What is Pterygium Excision?
Pterygium surgery, also called Pterygium Excision, removes overgrowths of conjunctiva from the outer white layer of the eye that surrounds the eye’s cornea. The conjunctiva is the clear tissue covering the white part of the eye and the inner surface of the eyelids.
Apart from cataract surgery, pterygium excision is one of the most common surgical operations performed by general ophthalmologists.
Who needs Pterygium Excision?
Indications, when you may require a pterygium surgery, include :
- Obstruction in the line of vision
- Blurred vision due to pterygium induced imperfect eye curvature
- Chronic eye irritation
- Cosmetic dissatisfaction
- To restore vision to normal
- To improve the visual appearance
How is Pterygium Excision Performed?
- Pterygium excision is a minimally invasive technique that takes approximately 30 to 45 minutes.
- At first, an incision is made at the limbus, i.e., the border between the sclera and cornea. The region surrounding the limbus is where pterygium initiates intruding the cornea, so it is cut free and peeled from the cornea’s surface through blunt dissection.
- After removing the pterygium, the cornea is polished with a diamond burr.
- Following this, the sclera and conjunctiva are repaired. The conjunctiva is dissected, detaching it from Tenon’s capsule, an elastic connective tissue envelope covering the globe except over the cornea. Then the entire Tenon capsule is removed from the region where the pterygium existed.
- The damaged tissue from the nasal portion of the cornea and globe is removed, and after that, the doctor has few options for filling the gap where the scar tissue existed.
Option 1: Do nothing.
Option 2: Cover the area with a biological material
Option 3: Rotational conjunctival autograft
What to Expect During Pterygium Excision?
The pterygium excision approach is relatively quick and has minimal risk, in which:
- The patient is sedated with a topical anaesthetic to numb the eyes to prevent pain and discomfort during surgery.

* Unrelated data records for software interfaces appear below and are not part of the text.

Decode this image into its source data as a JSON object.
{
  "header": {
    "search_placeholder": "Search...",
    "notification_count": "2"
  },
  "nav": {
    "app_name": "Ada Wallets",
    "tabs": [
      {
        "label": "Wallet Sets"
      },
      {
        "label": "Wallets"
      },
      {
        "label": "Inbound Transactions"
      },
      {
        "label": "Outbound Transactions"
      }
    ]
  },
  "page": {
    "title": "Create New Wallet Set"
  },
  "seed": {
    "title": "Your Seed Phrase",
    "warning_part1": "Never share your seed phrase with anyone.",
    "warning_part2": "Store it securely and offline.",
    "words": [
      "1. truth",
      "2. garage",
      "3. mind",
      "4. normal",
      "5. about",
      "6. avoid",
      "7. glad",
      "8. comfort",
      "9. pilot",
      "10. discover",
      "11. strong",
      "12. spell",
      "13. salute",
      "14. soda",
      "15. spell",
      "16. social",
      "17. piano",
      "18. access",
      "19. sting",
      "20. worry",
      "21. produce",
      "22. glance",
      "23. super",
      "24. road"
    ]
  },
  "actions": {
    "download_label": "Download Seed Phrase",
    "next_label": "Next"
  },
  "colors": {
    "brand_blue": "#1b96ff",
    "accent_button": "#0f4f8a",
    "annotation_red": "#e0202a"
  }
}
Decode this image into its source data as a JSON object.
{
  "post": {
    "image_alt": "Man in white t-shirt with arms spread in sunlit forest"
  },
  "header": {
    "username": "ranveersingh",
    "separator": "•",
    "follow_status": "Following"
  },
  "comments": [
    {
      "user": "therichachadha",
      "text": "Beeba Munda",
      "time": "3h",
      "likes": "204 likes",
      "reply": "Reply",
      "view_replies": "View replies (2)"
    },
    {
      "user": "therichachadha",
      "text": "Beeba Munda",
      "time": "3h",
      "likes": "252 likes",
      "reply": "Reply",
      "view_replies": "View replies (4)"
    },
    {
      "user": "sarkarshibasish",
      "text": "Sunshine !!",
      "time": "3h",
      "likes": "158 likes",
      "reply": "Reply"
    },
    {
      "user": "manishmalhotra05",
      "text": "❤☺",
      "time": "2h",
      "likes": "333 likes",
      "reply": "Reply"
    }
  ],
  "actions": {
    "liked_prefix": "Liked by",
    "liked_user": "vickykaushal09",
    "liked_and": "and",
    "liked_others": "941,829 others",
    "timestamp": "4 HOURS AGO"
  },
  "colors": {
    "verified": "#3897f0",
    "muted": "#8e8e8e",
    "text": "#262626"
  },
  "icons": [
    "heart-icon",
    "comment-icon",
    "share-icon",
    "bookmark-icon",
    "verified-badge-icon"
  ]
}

- The surrounding areas near the pterygium and cornea are cleaned.
- The lump of pterygium overgrowths, along with some associated conjunctiva tissue, is surgically removed.
What are Risks and Complications of Pterygium Excision?
Pterygium excision usually gives positive outcomes, especially in those patients who comply with their post-surgery prescriptions. However, some rare risks associated with pterygium surgery can occur, which include:
- Double vision
- Eye swelling
- Prolonged redness
- Pterygium excision is an excellent surgical procedure for the removal of pterygium, however, it works best with the conjunctival mini-autograft for effective management and lowering the risk of recurrence of pterygium